Each entry below should be retyped exactly as given.

(TASK INPUT begins)

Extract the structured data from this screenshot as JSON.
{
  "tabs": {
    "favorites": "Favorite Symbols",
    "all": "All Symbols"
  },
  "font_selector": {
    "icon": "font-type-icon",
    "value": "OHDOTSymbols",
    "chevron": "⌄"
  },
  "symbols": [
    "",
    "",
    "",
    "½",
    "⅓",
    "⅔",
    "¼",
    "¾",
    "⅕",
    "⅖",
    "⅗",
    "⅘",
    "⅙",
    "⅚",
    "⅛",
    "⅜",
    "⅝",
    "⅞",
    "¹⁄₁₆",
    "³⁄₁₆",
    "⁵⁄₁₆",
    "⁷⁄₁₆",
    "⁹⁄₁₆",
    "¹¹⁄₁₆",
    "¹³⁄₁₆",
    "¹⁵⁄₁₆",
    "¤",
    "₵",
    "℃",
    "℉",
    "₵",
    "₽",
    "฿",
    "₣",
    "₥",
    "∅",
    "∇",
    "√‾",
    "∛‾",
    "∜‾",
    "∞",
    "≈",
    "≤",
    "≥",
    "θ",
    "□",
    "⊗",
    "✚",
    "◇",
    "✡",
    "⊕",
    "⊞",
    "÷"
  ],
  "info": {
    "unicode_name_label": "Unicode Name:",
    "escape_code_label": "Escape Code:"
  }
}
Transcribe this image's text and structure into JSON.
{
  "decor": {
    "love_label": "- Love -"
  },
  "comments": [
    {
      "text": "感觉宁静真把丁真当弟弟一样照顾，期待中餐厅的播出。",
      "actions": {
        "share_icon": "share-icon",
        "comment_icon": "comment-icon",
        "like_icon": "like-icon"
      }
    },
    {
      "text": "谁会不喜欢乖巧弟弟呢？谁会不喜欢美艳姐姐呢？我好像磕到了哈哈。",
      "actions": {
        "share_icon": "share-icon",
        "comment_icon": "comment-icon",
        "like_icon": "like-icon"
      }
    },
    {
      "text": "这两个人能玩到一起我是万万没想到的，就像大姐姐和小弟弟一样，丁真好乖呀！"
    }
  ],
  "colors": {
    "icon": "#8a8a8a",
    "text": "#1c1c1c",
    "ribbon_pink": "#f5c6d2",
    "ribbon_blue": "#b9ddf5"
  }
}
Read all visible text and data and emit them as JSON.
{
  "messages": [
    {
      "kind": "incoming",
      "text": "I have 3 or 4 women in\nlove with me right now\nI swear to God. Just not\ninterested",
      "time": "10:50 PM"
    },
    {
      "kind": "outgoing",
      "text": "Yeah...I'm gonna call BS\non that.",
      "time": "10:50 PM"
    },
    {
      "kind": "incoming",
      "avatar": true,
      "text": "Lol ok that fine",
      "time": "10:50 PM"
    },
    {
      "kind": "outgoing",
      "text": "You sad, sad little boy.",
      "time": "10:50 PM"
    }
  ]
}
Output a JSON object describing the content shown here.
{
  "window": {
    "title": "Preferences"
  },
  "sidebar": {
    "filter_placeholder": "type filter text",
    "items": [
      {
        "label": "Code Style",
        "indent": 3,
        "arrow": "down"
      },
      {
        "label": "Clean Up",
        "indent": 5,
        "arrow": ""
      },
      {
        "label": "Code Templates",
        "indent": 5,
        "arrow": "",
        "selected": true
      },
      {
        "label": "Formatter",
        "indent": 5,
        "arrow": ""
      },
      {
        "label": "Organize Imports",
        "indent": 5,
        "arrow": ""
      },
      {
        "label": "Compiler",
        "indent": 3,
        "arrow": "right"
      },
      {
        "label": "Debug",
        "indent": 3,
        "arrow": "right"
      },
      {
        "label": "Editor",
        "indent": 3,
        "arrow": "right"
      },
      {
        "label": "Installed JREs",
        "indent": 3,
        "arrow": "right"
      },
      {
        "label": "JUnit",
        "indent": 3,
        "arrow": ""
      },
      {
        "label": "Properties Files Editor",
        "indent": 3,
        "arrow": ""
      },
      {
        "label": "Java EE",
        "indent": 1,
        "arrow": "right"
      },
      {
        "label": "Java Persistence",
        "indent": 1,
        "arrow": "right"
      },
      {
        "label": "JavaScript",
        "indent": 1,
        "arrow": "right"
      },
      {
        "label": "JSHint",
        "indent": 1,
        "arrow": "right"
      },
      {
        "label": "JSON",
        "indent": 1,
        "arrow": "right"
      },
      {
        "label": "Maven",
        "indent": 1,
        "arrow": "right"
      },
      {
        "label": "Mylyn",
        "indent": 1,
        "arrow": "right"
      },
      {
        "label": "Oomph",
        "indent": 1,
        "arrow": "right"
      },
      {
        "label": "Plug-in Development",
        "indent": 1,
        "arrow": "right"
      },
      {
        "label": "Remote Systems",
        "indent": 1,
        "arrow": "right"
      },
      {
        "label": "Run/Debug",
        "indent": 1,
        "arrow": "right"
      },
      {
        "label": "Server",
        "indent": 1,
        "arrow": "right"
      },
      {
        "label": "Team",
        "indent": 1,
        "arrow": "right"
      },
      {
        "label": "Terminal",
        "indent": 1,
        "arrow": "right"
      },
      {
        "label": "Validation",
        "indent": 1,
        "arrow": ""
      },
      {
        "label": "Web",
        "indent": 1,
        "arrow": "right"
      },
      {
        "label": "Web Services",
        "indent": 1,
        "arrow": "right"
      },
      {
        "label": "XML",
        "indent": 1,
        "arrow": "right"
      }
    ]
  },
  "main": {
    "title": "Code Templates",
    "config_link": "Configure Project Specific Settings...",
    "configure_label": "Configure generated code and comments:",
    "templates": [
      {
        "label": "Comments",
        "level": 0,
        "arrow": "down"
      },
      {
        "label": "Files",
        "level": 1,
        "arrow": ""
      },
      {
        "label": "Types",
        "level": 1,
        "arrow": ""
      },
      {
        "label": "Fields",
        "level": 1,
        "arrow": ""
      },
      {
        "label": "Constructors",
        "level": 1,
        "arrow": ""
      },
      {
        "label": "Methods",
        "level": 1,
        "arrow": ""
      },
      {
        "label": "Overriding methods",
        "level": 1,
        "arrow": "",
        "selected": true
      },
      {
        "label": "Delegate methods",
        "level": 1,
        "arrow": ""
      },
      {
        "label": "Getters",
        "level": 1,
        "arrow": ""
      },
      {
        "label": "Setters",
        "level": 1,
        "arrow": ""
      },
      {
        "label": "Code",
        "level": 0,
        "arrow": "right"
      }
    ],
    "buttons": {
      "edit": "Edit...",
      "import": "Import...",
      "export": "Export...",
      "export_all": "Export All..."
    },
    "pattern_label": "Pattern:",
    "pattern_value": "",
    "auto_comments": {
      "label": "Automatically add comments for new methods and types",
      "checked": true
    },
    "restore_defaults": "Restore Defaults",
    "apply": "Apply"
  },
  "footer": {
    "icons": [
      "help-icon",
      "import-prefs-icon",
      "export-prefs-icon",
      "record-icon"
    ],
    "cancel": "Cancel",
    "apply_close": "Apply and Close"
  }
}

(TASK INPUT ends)

--- EXPECTED ANSWER ---
Extract the structured data from this screenshot as JSON.
{
  "tabs": {
    "favorites": "Favorite Symbols",
    "all": "All Symbols"
  },
  "font_selector": {
    "icon": "font-type-icon",
    "value": "OHDOTSymbols",
    "chevron": "⌄"
  },
  "symbols": [
    "",
    "",
    "",
    "½",
    "⅓",
    "⅔",
    "¼",
    "¾",
    "⅕",
    "⅖",
    "⅗",
    "⅘",
    "⅙",
    "⅚",
    "⅛",
    "⅜",
    "⅝",
    "⅞",
    "¹⁄₁₆",
    "³⁄₁₆",
    "⁵⁄₁₆",
    "⁷⁄₁₆",
    "⁹⁄₁₆",
    "¹¹⁄₁₆",
    "¹³⁄₁₆",
    "¹⁵⁄₁₆",
    "¤",
    "₵",
    "℃",
    "℉",
    "₵",
    "₽",
    "฿",
    "₣",
    "₥",
    "∅",
    "∇",
    "√‾",
    "∛‾",
    "∜‾",
    "∞",
    "≈",
    "≤",
    "≥",
    "θ",
    "□",
    "⊗",
    "✚",
    "◇",
    "✡",
    "⊕",
    "⊞",
    "÷"
  ],
  "info": {
    "unicode_name_label": "Unicode Name:",
    "escape_code_label": "Escape Code:"
  }
}
Transcribe this image's text and structure into JSON.
{
  "decor": {
    "love_label": "- Love -"
  },
  "comments": [
    {
      "text": "感觉宁静真把丁真当弟弟一样照顾，期待中餐厅的播出。",
      "actions": {
        "share_icon": "share-icon",
        "comment_icon": "comment-icon",
        "like_icon": "like-icon"
      }
    },
    {
      "text": "谁会不喜欢乖巧弟弟呢？谁会不喜欢美艳姐姐呢？我好像磕到了哈哈。",
      "actions": {
        "share_icon": "share-icon",
        "comment_icon": "comment-icon",
        "like_icon": "like-icon"
      }
    },
    {
      "text": "这两个人能玩到一起我是万万没想到的，就像大姐姐和小弟弟一样，丁真好乖呀！"
    }
  ],
  "colors": {
    "icon": "#8a8a8a",
    "text": "#1c1c1c",
    "ribbon_pink": "#f5c6d2",
    "ribbon_blue": "#b9ddf5"
  }
}
Read all visible text and data and emit them as JSON.
{
  "messages": [
    {
      "kind": "incoming",
      "text": "I have 3 or 4 women in\nlove with me right now\nI swear to God. Just not\ninterested",
      "time": "10:50 PM"
    },
    {
      "kind": "outgoing",
      "text": "Yeah...I'm gonna call BS\non that.",
      "time": "10:50 PM"
    },
    {
      "kind": "incoming",
      "avatar": true,
      "text": "Lol ok that fine",
      "time": "10:50 PM"
    },
    {
      "kind": "outgoing",
      "text": "You sad, sad little boy.",
      "time": "10:50 PM"
    }
  ]
}
Output a JSON object describing the content shown here.
{
  "window": {
    "title": "Preferences"
  },
  "sidebar": {
    "filter_placeholder": "type filter text",
    "items": [
      {
        "label": "Code Style",
        "indent": 3,
        "arrow": "down"
      },
      {
        "label": "Clean Up",
        "indent": 5,
        "arrow": ""
      },
      {
        "label": "Code Templates",
        "indent": 5,
        "arrow": "",
        "selected": true
      },
      {
        "label": "Formatter",
        "indent": 5,
        "arrow": ""
      },
      {
        "label": "Organize Imports",
        "indent": 5,
        "arrow": ""
      },
      {
        "label": "Compiler",
        "indent": 3,
        "arrow": "right"
      },
      {
        "label": "Debug",
        "indent": 3,
        "arrow": "right"
      },
      {
        "label": "Editor",
        "indent": 3,
        "arrow": "right"
      },
      {
        "label": "Installed JREs",
        "indent": 3,
        "arrow": "right"
      },
      {
        "label": "JUnit",
        "indent": 3,
        "arrow": ""
      },
      {
        "label": "Properties Files Editor",
        "indent": 3,
        "arrow": ""
      },
      {
        "label": "Java EE",
        "indent": 1,
        "arrow": "right"
      },
      {
        "label": "Java Persistence",
        "indent": 1,
        "arrow": "right"
      },
      {
        "label": "JavaScript",
        "indent": 1,
        "arrow": "right"
      },
      {
        "label": "JSHint",
        "indent": 1,
        "arrow": "right"
      },
      {
        "label": "JSON",
        "indent": 1,
        "arrow": "right"
      },
      {
        "label": "Maven",
        "indent": 1,
        "arrow": "right"
      },
      {
        "label": "Mylyn",
        "indent": 1,
        "arrow": "right"
      },
      {
        "label": "Oomph",
        "indent": 1,
        "arrow": "right"
      },
      {
        "label": "Plug-in Development",
        "indent": 1,
        "arrow": "right"
      },
      {
        "label": "Remote Systems",
        "indent": 1,
        "arrow": "right"
      },
      {
        "label": "Run/Debug",
        "indent": 1,
        "arrow": "right"
      },
      {
        "label": "Server",
        "indent": 1,
        "arrow": "right"
      },
      {
        "label": "Team",
        "indent": 1,
        "arrow": "right"
      },
      {
        "label": "Terminal",
        "indent": 1,
        "arrow": "right"
      },
      {
        "label": "Validation",
        "indent": 1,
        "arrow": ""
      },
      {
        "label": "Web",
        "indent": 1,
        "arrow": "right"
      },
      {
        "label": "Web Services",
        "indent": 1,
        "arrow": "right"
      },
      {
        "label": "XML",
        "indent": 1,
        "arrow": "right"
      }
    ]
  },
  "main": {
    "title": "Code Templates",
    "config_link": "Configure Project Specific Settings...",
    "configure_label": "Configure generated code and comments:",
    "templates": [
      {
        "label": "Comments",
        "level": 0,
        "arrow": "down"
      },
      {
        "label": "Files",
        "level": 1,
        "arrow": ""
      },
      {
        "label": "Types",
        "level": 1,
        "arrow": ""
      },
      {
        "label": "Fields",
        "level": 1,
        "arrow": ""
      },
      {
        "label": "Constructors",
        "level": 1,
        "arrow": ""
      },
      {
        "label": "Methods",
        "level": 1,
        "arrow": ""
      },
      {
        "label": "Overriding methods",
        "level": 1,
        "arrow": "",
        "selected": true
      },
      {
        "label": "Delegate methods",
        "level": 1,
        "arrow": ""
      },
      {
        "label": "Getters",
        "level": 1,
        "arrow": ""
      },
      {
        "label": "Setters",
        "level": 1,
        "arrow": ""
      },
      {
        "label": "Code",
        "level": 0,
        "arrow": "right"
      }
    ],
    "buttons": {
      "edit": "Edit...",
      "import": "Import...",
      "export": "Export...",
      "export_all": "Export All..."
    },
    "pattern_label": "Pattern:",
    "pattern_value": "",
    "auto_comments": {
      "label": "Automatically add comments for new methods and types",
      "checked": true
    },
    "restore_defaults": "Restore Defaults",
    "apply": "Apply"
  },
  "footer": {
    "icons": [
      "help-icon",
      "import-prefs-icon",
      "export-prefs-icon",
      "record-icon"
    ],
    "cancel": "Cancel",
    "apply_close": "Apply and Close"
  }
}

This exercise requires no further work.